This isn't a Classic Claremont Quiet Issue - not the least because Claremont himself is gone, though that won't stop future instances of the type from appearing - but more of a setup issue for the Omega Red storyline. Nevertheless, it's the first issue since the linewide relaunch that has found either book pausing to take a breath, and it's appreciated for that. It's hard not to see "the X-Men play basketball" as an obvious pastiches/pander to Claremont's baseball games, but it works nonetheless: it not only provides an easy window into characterization (Gambit is suave but also a little sleazy, Rogue can be cool-headed but is prone to bursts of temper, Wolverine is the seasoned veteran) but also presents the characters as people, capable of relaxing and goofing off. The later (attempted) group date, which more directly leads into main plot of the story, does a similar thing. Additionally, Moira dealing with the fallout of the revelations of the previous issues suggests, for the moment, that these stories don't exist in a vacuum, that for all the kewl new villains and flashy art, this is still a serial narrative, in which one story leads into the other, with threads lingering between them. Claremont may be gone and he may have been forced out ungraciously, but this issue, at least, serves as a reminder that someone was paying attention to what worked during his run, and attempting to replicate it, in however minor a fashion.

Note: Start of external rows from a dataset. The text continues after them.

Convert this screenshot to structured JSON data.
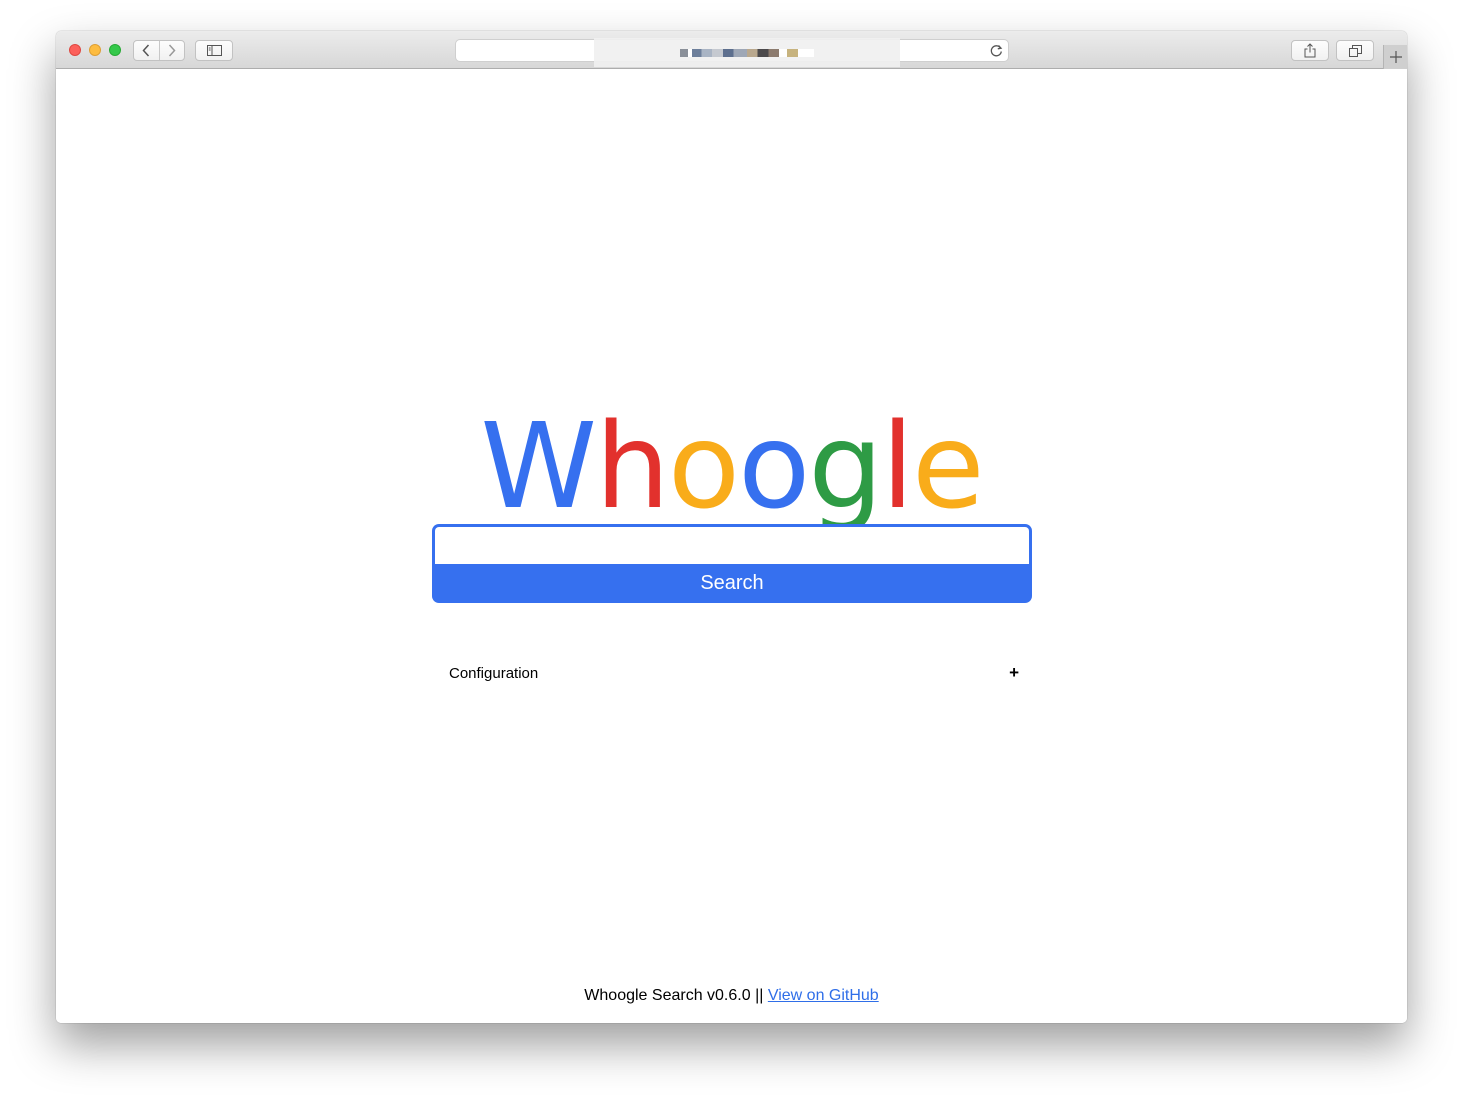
{
  "browser": {
    "back_icon": "chevron-left-icon",
    "forward_icon": "chevron-right-icon",
    "sidebar_icon": "sidebar-icon",
    "reload_icon": "reload-icon",
    "share_icon": "share-icon",
    "tabs_icon": "tabs-overview-icon",
    "new_tab_label": "+"
  },
  "logo": {
    "letters": [
      {
        "char": "W",
        "color": "#3670ef"
      },
      {
        "char": "h",
        "color": "#e2312d"
      },
      {
        "char": "o",
        "color": "#f9ac1a"
      },
      {
        "char": "o",
        "color": "#3670ef"
      },
      {
        "char": "g",
        "color": "#2e9b45"
      },
      {
        "char": "l",
        "color": "#e2312d"
      },
      {
        "char": "e",
        "color": "#f9ac1a"
      }
    ]
  },
  "search": {
    "value": "",
    "button_label": "Search"
  },
  "config": {
    "label": "Configuration",
    "toggle_label": "+"
  },
  "footer": {
    "text": "Whoogle Search v0.6.0 ||",
    "link_label": "View on GitHub"
  },
  "colors": {
    "accent": "#3670ef",
    "link": "#2f6ee8"
  }
}
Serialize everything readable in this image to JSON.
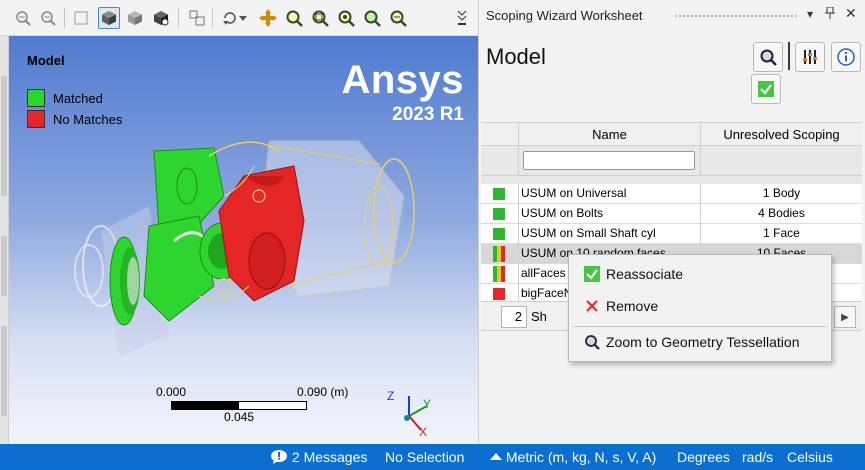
{
  "viewport": {
    "title": "Model",
    "legend": [
      {
        "label": "Matched",
        "color": "#2fd52f"
      },
      {
        "label": "No Matches",
        "color": "#e42626"
      }
    ],
    "brand": {
      "name": "Ansys",
      "version": "2023 R1"
    },
    "scale": {
      "min": "0.000",
      "max": "0.090 (m)",
      "mid": "0.045"
    },
    "triad": {
      "x": "X",
      "y": "Y",
      "z": "Z"
    }
  },
  "panel": {
    "title": "Scoping Wizard Worksheet",
    "heading": "Model",
    "grid": {
      "columns": [
        "Name",
        "Unresolved Scoping"
      ],
      "filter_value": "",
      "rows": [
        {
          "status": "matched",
          "name": "USUM on Universal",
          "unresolved": "1 Body"
        },
        {
          "status": "matched",
          "name": "USUM on Bolts",
          "unresolved": "4 Bodies"
        },
        {
          "status": "matched",
          "name": "USUM on Small Shaft cyl",
          "unresolved": "1 Face"
        },
        {
          "status": "partial",
          "name": "USUM on 10 random faces",
          "unresolved": "10 Faces"
        },
        {
          "status": "partial",
          "name": "allFaces",
          "unresolved": ""
        },
        {
          "status": "nomatch",
          "name": "bigFaceN",
          "unresolved": ""
        }
      ]
    },
    "pager": {
      "page": "2",
      "label": "Sh"
    }
  },
  "context_menu": {
    "items": [
      {
        "label": "Reassociate",
        "icon": "check-icon"
      },
      {
        "label": "Remove",
        "icon": "close-icon"
      },
      {
        "label": "Zoom to Geometry Tessellation",
        "icon": "zoom-icon"
      }
    ]
  },
  "statusbar": {
    "messages": "2 Messages",
    "selection": "No Selection",
    "units": "Metric (m, kg, N, s, V, A)",
    "angle": "Degrees",
    "rotation": "rad/s",
    "temperature": "Celsius"
  }
}
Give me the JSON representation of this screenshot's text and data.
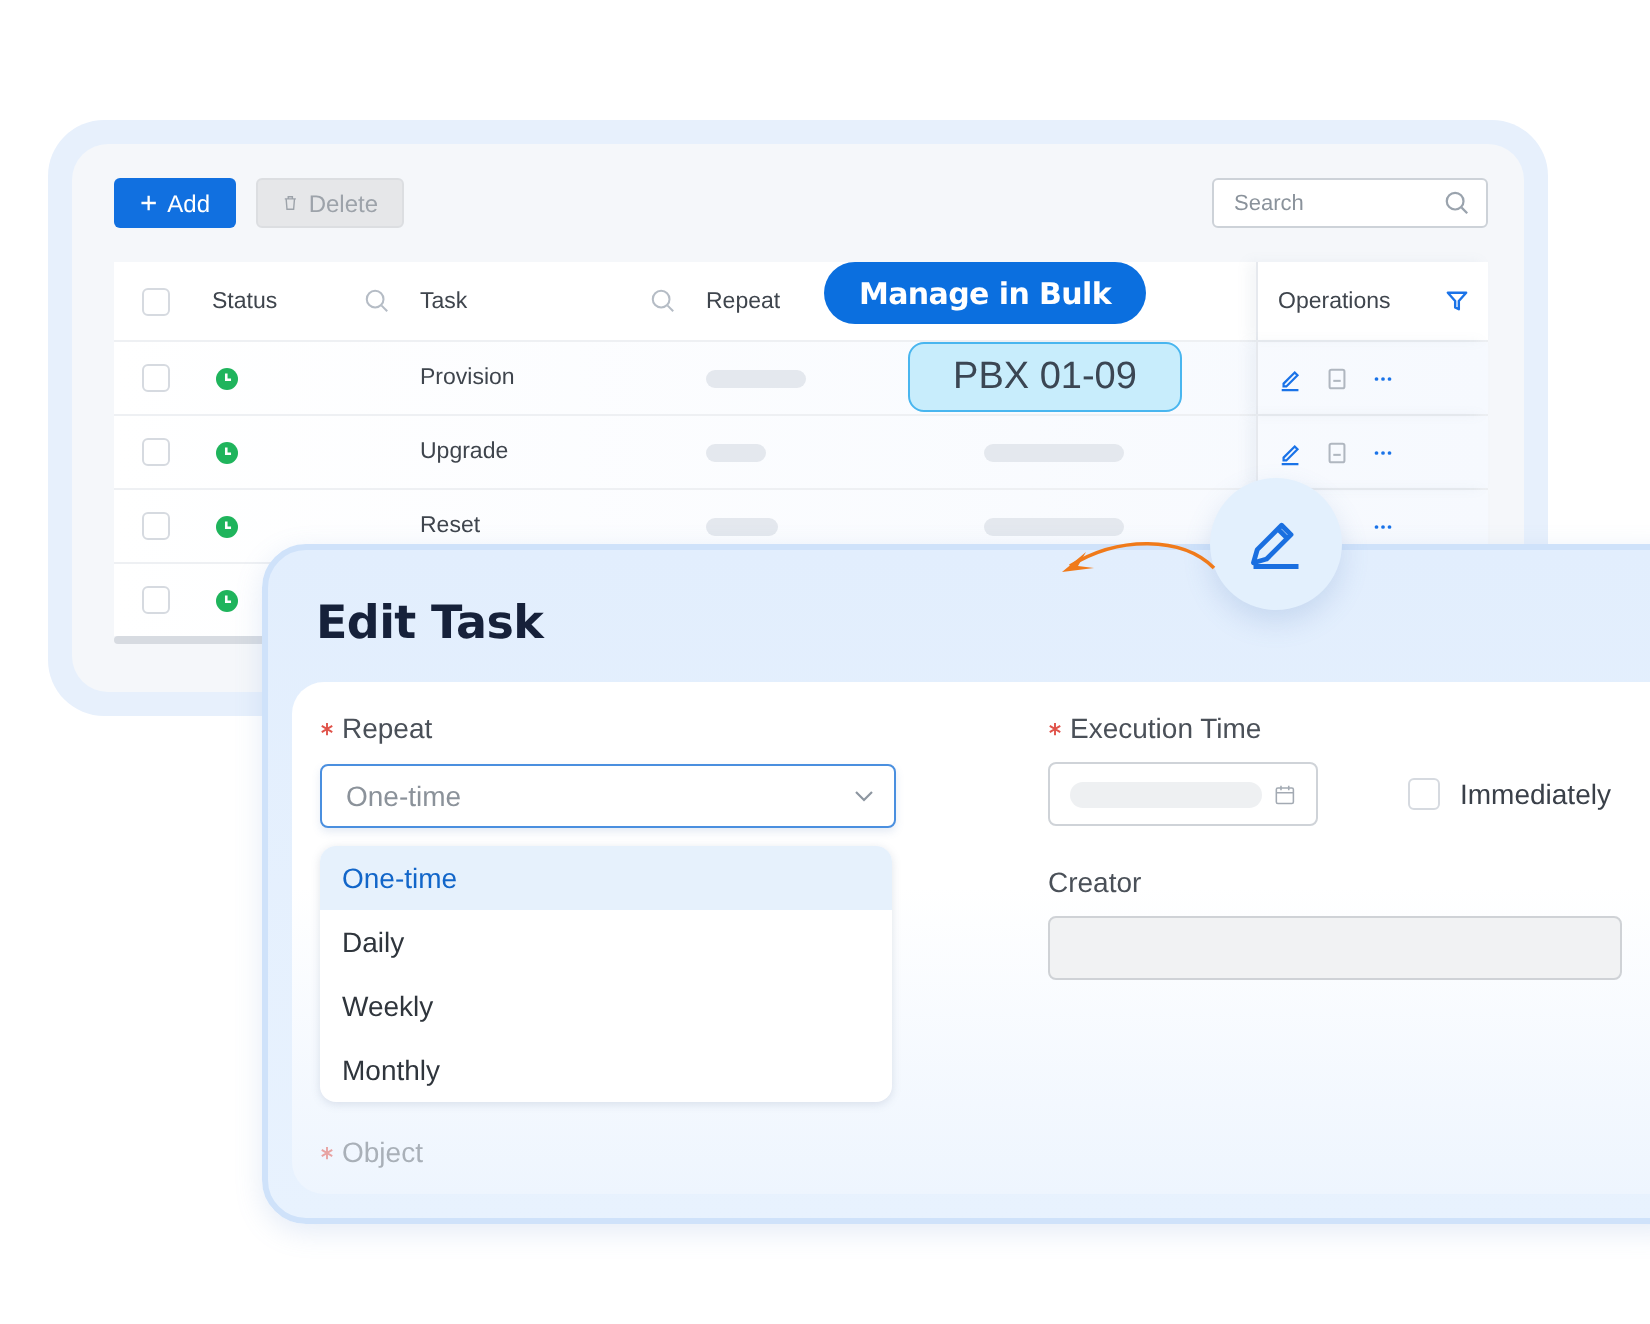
{
  "toolbar": {
    "buttons": [
      {
        "label": "Add",
        "kind": "add",
        "disabled": false
      },
      {
        "label": "Delete",
        "kind": "delete",
        "disabled": true
      }
    ],
    "search": {
      "placeholder": "Search"
    }
  },
  "table": {
    "header_checked": false,
    "columns": [
      {
        "label": "Status",
        "kind": "search"
      },
      {
        "label": "Task",
        "kind": "search"
      },
      {
        "label": "Repeat",
        "kind": "plain"
      },
      {
        "label": "Operations",
        "kind": "filter"
      }
    ],
    "rows": [
      {
        "checked": false,
        "color": "#1fb45c",
        "task": "Provision"
      },
      {
        "checked": false,
        "color": "#1fb45c",
        "task": "Upgrade"
      },
      {
        "checked": false,
        "color": "#1fb45c",
        "task": "Reset"
      },
      {
        "checked": false,
        "color": "#1fb45c"
      }
    ]
  },
  "bulk_tooltip": {
    "label": "Manage in Bulk",
    "target": "PBX 01-09"
  },
  "edit_dialog": {
    "title": "Edit Task",
    "repeat": {
      "label": "Repeat",
      "required": true,
      "placeholder": "One-time",
      "options": [
        {
          "label": "One-time",
          "selected": true
        },
        {
          "label": "Daily",
          "selected": false
        },
        {
          "label": "Weekly",
          "selected": false
        },
        {
          "label": "Monthly",
          "selected": false
        }
      ]
    },
    "object": {
      "label": "Object",
      "required": true,
      "disabled": true
    },
    "execution_time": {
      "label": "Execution Time",
      "required": true,
      "immediately": {
        "label": "Immediately",
        "checked": false
      }
    },
    "creator": {
      "label": "Creator",
      "required": false,
      "disabled": true
    }
  }
}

Tomorrow, Kylun comes to Earth in Excalibur #46, and Friday, Wolverine battles Shiva in Wolverine #50. Next week, Uncanny X-Men #285.